Count every line in the entries below that contains the word "heading", and give only that number.

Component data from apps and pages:
■ ■ ■
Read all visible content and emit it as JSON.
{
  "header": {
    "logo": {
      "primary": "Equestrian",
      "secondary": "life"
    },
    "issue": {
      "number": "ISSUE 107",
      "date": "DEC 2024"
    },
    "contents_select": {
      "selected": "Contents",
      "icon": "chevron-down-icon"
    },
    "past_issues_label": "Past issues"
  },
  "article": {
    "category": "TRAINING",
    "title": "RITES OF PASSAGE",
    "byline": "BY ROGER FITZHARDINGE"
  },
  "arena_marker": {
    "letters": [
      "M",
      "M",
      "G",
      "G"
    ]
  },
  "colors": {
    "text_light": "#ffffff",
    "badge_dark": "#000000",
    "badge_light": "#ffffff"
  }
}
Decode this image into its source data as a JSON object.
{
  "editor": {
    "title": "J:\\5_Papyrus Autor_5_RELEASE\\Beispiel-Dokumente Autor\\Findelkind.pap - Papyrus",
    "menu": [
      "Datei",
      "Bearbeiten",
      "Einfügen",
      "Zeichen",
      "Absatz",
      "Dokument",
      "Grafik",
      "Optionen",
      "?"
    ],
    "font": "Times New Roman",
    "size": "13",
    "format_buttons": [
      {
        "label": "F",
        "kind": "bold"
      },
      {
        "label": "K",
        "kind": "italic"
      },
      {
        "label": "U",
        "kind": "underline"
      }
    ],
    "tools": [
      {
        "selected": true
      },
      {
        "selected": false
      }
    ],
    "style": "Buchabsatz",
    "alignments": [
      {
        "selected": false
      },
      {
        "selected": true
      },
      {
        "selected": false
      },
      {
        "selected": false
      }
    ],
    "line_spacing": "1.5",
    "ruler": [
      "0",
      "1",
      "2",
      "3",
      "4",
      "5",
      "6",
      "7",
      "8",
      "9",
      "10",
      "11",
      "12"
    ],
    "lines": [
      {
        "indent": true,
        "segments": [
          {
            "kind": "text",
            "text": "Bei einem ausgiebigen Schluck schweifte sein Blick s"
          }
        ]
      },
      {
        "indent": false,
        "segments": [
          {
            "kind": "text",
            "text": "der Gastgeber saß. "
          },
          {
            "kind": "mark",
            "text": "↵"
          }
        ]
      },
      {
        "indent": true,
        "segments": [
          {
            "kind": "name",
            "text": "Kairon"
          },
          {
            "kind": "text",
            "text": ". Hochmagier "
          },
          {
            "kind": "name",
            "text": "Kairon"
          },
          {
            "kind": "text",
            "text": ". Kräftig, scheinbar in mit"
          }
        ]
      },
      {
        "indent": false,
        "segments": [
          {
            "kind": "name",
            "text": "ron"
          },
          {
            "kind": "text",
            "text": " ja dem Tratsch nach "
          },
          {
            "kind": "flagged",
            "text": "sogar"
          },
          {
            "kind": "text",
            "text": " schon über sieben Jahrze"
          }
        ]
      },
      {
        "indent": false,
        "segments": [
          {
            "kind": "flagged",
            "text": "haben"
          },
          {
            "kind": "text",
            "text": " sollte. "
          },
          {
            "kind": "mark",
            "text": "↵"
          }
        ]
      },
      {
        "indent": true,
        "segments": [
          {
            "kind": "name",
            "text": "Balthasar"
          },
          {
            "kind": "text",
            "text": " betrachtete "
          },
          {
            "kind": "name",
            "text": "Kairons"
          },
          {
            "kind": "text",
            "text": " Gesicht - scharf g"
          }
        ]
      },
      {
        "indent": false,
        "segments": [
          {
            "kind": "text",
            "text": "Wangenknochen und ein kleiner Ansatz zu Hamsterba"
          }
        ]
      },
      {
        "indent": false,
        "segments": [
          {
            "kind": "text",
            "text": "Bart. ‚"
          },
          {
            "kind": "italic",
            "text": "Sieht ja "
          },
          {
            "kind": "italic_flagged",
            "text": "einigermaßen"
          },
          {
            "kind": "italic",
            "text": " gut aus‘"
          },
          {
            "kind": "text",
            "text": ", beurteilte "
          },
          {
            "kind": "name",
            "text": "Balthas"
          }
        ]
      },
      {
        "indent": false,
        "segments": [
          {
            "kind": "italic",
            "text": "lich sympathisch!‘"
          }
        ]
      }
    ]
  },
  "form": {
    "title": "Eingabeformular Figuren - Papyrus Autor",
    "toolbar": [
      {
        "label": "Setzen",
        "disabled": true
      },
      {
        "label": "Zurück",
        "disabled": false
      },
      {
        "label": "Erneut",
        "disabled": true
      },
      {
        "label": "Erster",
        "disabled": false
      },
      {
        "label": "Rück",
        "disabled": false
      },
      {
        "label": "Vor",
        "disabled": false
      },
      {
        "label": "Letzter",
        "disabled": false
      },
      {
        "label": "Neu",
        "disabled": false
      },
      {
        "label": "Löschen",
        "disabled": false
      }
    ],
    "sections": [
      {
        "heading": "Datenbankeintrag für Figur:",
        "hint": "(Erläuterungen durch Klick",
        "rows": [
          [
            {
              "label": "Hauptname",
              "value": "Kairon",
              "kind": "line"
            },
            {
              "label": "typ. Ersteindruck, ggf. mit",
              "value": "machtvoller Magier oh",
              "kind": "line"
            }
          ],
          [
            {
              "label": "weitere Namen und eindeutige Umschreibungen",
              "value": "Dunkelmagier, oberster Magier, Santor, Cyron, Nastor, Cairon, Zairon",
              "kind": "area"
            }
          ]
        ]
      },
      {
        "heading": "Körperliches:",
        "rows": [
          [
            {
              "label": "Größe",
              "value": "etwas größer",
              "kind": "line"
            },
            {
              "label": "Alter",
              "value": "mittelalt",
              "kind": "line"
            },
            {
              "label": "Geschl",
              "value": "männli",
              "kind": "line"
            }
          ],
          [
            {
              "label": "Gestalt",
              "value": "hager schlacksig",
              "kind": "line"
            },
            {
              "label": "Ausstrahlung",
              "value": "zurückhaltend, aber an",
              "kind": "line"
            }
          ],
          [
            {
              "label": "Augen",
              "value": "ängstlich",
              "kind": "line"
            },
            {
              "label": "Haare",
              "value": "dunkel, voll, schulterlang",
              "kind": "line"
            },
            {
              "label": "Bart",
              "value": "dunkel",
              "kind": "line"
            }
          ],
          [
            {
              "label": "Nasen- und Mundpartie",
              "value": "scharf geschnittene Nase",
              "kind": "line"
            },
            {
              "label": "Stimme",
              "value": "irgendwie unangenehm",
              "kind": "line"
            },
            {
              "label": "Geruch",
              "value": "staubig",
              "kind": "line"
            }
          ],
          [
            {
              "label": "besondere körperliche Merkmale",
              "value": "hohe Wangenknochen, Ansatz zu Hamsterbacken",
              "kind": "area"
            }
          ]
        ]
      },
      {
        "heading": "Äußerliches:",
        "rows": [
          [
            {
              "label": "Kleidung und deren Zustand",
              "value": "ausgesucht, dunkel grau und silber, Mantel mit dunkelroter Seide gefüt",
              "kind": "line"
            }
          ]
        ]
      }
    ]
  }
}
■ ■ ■
RESPONSE BOX
3